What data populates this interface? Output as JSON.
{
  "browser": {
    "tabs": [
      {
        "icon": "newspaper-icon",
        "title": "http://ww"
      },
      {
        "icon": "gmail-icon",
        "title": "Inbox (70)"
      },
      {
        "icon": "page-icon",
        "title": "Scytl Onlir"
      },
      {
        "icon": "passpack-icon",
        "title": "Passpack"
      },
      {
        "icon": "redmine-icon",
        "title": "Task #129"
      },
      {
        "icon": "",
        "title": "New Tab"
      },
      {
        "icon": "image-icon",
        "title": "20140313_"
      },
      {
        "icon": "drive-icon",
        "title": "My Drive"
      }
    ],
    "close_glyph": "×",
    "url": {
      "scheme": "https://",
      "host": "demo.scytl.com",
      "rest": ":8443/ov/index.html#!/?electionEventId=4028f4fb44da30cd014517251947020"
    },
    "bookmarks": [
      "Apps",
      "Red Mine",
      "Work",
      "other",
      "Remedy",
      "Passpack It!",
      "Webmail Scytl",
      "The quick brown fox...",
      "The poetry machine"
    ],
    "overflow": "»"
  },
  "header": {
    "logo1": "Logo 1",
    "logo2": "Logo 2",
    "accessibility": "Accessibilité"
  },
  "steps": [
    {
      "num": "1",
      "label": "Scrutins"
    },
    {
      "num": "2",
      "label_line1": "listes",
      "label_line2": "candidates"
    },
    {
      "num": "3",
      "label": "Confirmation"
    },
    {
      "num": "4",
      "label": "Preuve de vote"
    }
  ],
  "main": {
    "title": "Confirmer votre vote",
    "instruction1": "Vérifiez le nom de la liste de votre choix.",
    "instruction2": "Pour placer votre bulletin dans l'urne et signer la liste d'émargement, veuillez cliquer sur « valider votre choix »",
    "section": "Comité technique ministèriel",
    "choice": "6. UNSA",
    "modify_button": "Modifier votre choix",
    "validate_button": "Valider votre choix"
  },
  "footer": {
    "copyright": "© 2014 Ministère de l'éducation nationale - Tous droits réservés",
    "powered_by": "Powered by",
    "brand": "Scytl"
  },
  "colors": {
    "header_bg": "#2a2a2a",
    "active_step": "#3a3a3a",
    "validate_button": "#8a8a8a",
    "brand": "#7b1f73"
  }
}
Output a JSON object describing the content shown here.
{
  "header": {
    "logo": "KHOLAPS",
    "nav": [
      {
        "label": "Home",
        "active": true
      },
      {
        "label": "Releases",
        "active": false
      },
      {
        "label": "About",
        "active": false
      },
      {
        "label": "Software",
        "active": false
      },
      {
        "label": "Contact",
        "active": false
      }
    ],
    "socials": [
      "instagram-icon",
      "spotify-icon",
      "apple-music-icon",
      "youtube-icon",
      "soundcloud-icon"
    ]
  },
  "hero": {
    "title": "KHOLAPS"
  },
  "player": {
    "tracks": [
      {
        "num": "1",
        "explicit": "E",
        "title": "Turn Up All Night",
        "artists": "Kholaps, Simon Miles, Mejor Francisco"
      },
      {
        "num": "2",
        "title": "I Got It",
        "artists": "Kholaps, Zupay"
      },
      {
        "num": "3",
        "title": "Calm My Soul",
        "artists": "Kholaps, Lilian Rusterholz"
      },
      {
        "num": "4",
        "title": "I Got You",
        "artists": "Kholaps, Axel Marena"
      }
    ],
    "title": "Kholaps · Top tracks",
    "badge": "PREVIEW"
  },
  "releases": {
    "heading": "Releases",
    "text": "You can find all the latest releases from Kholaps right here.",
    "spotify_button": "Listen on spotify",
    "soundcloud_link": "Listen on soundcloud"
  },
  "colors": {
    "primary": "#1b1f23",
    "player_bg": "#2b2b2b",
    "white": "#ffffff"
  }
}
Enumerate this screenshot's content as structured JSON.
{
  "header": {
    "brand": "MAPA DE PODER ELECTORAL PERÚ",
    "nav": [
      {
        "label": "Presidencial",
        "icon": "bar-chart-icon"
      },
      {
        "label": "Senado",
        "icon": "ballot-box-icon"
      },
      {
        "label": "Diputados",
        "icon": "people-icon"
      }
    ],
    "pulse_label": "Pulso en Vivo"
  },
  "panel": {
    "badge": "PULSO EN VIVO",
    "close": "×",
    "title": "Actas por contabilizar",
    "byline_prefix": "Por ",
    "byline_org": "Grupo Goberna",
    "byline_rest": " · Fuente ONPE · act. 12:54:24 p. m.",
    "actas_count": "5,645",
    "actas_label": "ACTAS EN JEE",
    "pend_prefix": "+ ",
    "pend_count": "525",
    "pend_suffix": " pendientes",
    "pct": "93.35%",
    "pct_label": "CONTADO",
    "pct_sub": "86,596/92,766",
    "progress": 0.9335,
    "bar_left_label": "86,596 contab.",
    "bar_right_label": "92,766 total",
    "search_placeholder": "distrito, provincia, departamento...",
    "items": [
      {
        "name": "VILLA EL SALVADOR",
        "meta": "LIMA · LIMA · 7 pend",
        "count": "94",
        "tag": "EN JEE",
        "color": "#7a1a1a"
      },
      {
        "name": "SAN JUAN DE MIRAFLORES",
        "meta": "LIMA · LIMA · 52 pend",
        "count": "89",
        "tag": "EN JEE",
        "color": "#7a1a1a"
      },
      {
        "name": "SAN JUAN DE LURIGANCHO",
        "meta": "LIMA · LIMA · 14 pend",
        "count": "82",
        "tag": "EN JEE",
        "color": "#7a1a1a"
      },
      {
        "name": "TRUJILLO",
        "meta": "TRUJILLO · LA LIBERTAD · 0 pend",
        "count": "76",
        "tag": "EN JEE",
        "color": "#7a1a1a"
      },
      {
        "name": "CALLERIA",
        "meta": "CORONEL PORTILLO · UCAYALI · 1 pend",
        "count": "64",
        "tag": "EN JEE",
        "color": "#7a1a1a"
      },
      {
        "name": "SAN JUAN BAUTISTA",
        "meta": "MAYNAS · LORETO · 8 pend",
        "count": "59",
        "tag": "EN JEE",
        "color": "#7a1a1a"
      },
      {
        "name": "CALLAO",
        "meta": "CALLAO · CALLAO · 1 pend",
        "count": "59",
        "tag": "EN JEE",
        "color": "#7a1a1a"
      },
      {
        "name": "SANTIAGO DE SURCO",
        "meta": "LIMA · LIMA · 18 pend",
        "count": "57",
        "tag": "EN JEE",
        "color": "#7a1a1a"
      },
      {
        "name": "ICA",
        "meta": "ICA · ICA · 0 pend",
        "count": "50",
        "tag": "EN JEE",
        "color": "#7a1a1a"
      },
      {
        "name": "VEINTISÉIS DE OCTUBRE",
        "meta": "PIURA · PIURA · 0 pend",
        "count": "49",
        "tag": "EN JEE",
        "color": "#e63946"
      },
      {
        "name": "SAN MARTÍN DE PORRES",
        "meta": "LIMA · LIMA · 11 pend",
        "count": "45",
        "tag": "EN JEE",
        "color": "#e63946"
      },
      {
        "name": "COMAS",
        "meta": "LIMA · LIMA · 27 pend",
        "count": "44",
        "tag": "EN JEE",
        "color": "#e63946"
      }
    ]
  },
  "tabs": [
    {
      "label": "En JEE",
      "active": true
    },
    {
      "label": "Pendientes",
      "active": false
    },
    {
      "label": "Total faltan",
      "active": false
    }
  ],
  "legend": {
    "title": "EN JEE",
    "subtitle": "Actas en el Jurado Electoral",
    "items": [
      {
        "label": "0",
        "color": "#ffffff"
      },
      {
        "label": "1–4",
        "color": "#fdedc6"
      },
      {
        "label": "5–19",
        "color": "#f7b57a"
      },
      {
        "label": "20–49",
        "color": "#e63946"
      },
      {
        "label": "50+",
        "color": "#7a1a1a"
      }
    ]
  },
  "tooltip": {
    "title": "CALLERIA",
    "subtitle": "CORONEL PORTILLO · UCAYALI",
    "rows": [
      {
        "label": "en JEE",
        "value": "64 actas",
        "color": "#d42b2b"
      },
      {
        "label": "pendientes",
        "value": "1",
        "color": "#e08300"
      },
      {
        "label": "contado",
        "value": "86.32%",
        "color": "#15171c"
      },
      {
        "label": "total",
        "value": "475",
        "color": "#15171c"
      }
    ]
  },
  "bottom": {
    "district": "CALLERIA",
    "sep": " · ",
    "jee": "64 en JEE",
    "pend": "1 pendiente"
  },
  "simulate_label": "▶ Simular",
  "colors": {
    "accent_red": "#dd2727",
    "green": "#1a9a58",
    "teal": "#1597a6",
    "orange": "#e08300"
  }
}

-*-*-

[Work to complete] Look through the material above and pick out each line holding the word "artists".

[Exercise response]
        "artists": "Kholaps, Simon Miles, Mejor Francisco"
        "artists": "Kholaps, Zupay"
        "artists": "Kholaps, Lilian Rusterholz"
        "artists": "Kholaps, Axel Marena"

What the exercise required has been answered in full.